maximum edge-angle. With alcohol and petroleum there was no difficulty in reducing the maximum angle to zero. With water on glass the angle could be made small, but increased as time elapsed after cleaning.
As a detergent Quincke employed hot sulphuric acid. A few drops may be poured upon a thin glass plate, which is then strongly heated over a Bunsen burner. When somewhat cooled, the plate may be washed under the tap, rinsed with distilled water, and dried over the Bunsen without any kind of wiping. The parts wetted by the acid then behave much as the track of the blow-pipe flame in Aitken's experiment.
An even better treatment is with hydrofluoric acid, which actually renews the surface of the glass. A few drops of the commercial acid, diluted, say, ten times, may be employed, much as the sulphuric acid, only without heat. The parts so treated condense the breath in large laminse, contrasting strongly with the ordinary deposit.

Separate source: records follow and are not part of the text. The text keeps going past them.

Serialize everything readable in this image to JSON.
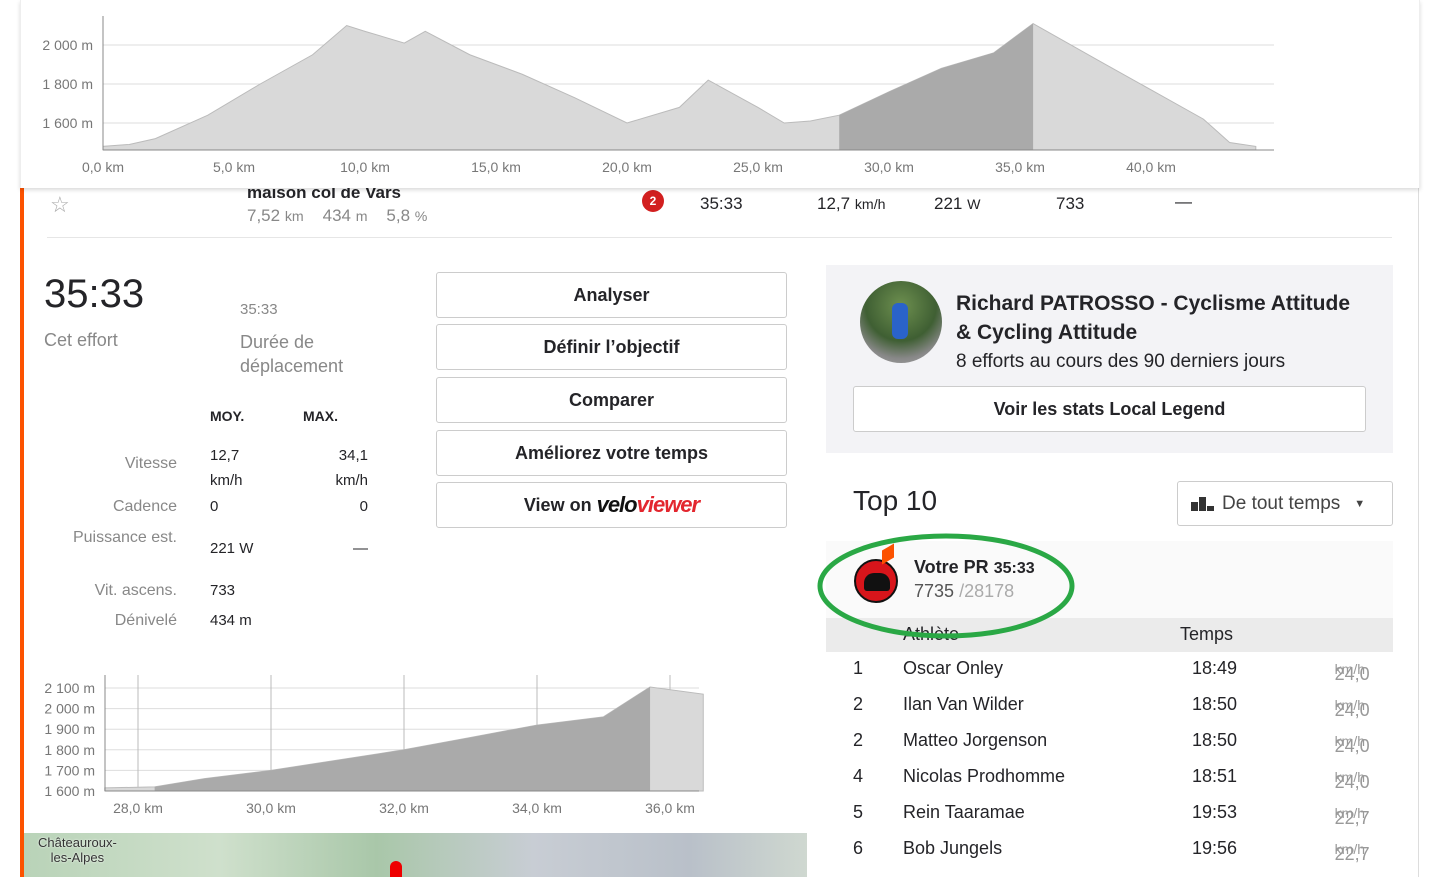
{
  "top_chart": {
    "y_ticks": [
      "2 000 m",
      "1 800 m",
      "1 600 m"
    ],
    "y_values": [
      2000,
      1800,
      1600
    ],
    "x_ticks": [
      "0,0 km",
      "5,0 km",
      "10,0 km",
      "15,0 km",
      "20,0 km",
      "25,0 km",
      "30,0 km",
      "35,0 km",
      "40,0 km"
    ],
    "x_values": [
      0,
      5,
      10,
      15,
      20,
      25,
      30,
      35,
      40
    ],
    "profile": [
      [
        0,
        1480
      ],
      [
        1,
        1490
      ],
      [
        2,
        1520
      ],
      [
        4,
        1640
      ],
      [
        6,
        1800
      ],
      [
        8,
        1950
      ],
      [
        9.3,
        2100
      ],
      [
        10,
        2070
      ],
      [
        11.5,
        2010
      ],
      [
        12.3,
        2070
      ],
      [
        14,
        1950
      ],
      [
        16,
        1850
      ],
      [
        18,
        1730
      ],
      [
        20,
        1600
      ],
      [
        22,
        1680
      ],
      [
        23.1,
        1820
      ],
      [
        25,
        1680
      ],
      [
        26,
        1600
      ],
      [
        27,
        1610
      ],
      [
        28.1,
        1640
      ],
      [
        30,
        1760
      ],
      [
        32,
        1880
      ],
      [
        34,
        1960
      ],
      [
        35.5,
        2110
      ],
      [
        38,
        1920
      ],
      [
        40,
        1770
      ],
      [
        42,
        1620
      ],
      [
        43,
        1500
      ],
      [
        44,
        1480
      ]
    ],
    "highlight": [
      28.1,
      35.5
    ]
  },
  "segment": {
    "name": "maison col de Vars",
    "distance": "7,52",
    "distance_unit": "km",
    "elev": "434",
    "elev_unit": "m",
    "grade": "5,8",
    "grade_unit": "%",
    "rank_badge": "2",
    "time": "35:33",
    "speed": "12,7",
    "speed_unit": "km/h",
    "power": "221",
    "power_unit": "W",
    "vam": "733",
    "hr": "—"
  },
  "effort": {
    "time": "35:33",
    "time_label": "Cet effort",
    "moving_time": "35:33",
    "moving_label": "Durée de déplacement"
  },
  "stats": {
    "avg_header": "MOY.",
    "max_header": "MAX.",
    "rows": [
      {
        "label": "Vitesse",
        "avg": "12,7 km/h",
        "max": "34,1 km/h"
      },
      {
        "label": "Cadence",
        "avg": "0",
        "max": "0"
      },
      {
        "label": "Puissance est.",
        "avg": "221 W",
        "max": "—"
      },
      {
        "label": "Vit. ascens.",
        "avg": "733",
        "max": ""
      },
      {
        "label": "Dénivelé",
        "avg": "434 m",
        "max": ""
      }
    ]
  },
  "buttons": {
    "analyze": "Analyser",
    "goal": "Définir l’objectif",
    "compare": "Comparer",
    "improve": "Améliorez votre temps",
    "view_on": "View on",
    "veloviewer_a": "velo",
    "veloviewer_b": "viewer"
  },
  "small_chart": {
    "y_ticks": [
      "2 100 m",
      "2 000 m",
      "1 900 m",
      "1 800 m",
      "1 700 m",
      "1 600 m"
    ],
    "y_values": [
      2100,
      2000,
      1900,
      1800,
      1700,
      1600
    ],
    "x_ticks": [
      "28,0 km",
      "30,0 km",
      "32,0 km",
      "34,0 km",
      "36,0 km"
    ],
    "x_values": [
      28,
      30,
      32,
      34,
      36
    ],
    "profile": [
      [
        27.5,
        1615
      ],
      [
        28.25,
        1620
      ],
      [
        29,
        1660
      ],
      [
        30,
        1700
      ],
      [
        31,
        1750
      ],
      [
        32,
        1800
      ],
      [
        33,
        1860
      ],
      [
        34,
        1920
      ],
      [
        35,
        1960
      ],
      [
        35.7,
        2105
      ],
      [
        36.5,
        2070
      ]
    ],
    "highlight": [
      28.25,
      35.7
    ]
  },
  "map": {
    "place": "Châteauroux-les-Alpes",
    "place_1": "Châteauroux-",
    "place_2": "les-Alpes"
  },
  "legend": {
    "name": "Richard PATROSSO - Cyclisme Attitude & Cycling Attitude",
    "efforts": "8 efforts au cours des 90 derniers jours",
    "button": "Voir les stats Local Legend"
  },
  "leaderboard": {
    "title": "Top 10",
    "filter": "De tout temps",
    "pr_label": "Votre PR",
    "pr_time": "35:33",
    "pr_rank": "7735",
    "pr_total": "/28178",
    "col_athlete": "Athlète",
    "col_time": "Temps",
    "unit": "km/h",
    "rows": [
      {
        "rank": "1",
        "name": "Oscar Onley",
        "time": "18:49",
        "speed": "24,0"
      },
      {
        "rank": "2",
        "name": "Ilan Van Wilder",
        "time": "18:50",
        "speed": "24,0"
      },
      {
        "rank": "2",
        "name": "Matteo Jorgenson",
        "time": "18:50",
        "speed": "24,0"
      },
      {
        "rank": "4",
        "name": "Nicolas Prodhomme",
        "time": "18:51",
        "speed": "24,0"
      },
      {
        "rank": "5",
        "name": "Rein Taaramae",
        "time": "19:53",
        "speed": "22,7"
      },
      {
        "rank": "6",
        "name": "Bob Jungels",
        "time": "19:56",
        "speed": "22,7"
      }
    ]
  },
  "colors": {
    "accent": "#fc5200",
    "annotation": "#2aa845"
  }
}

It must be admitted that some difficulties remain in attributing the behaviour of an ordinary plate to a superficial film of grease. One of these is the comparative permanence of breath figures, which often survive wiping with a cloth. The thought has sometimes occurred to me that the film of grease is not entirely superficial, but penetrates in some degree into the substance of the glass. In bhat case its removal and renewal would not be so easy. We know but little of the properties of matter in thin films, which may differ entirely from those of the same substance in mass. It may be recalled that a film of oil, one or two millionths of a millimetre thick, suffices to stop the movements of camphor on the surface of water, and that much smaller quantities may be rendered evident by optical and other methods.especially to the edges of the track, where presumably the combustion is most intense. It may be protected with celluloid, or other, varnish.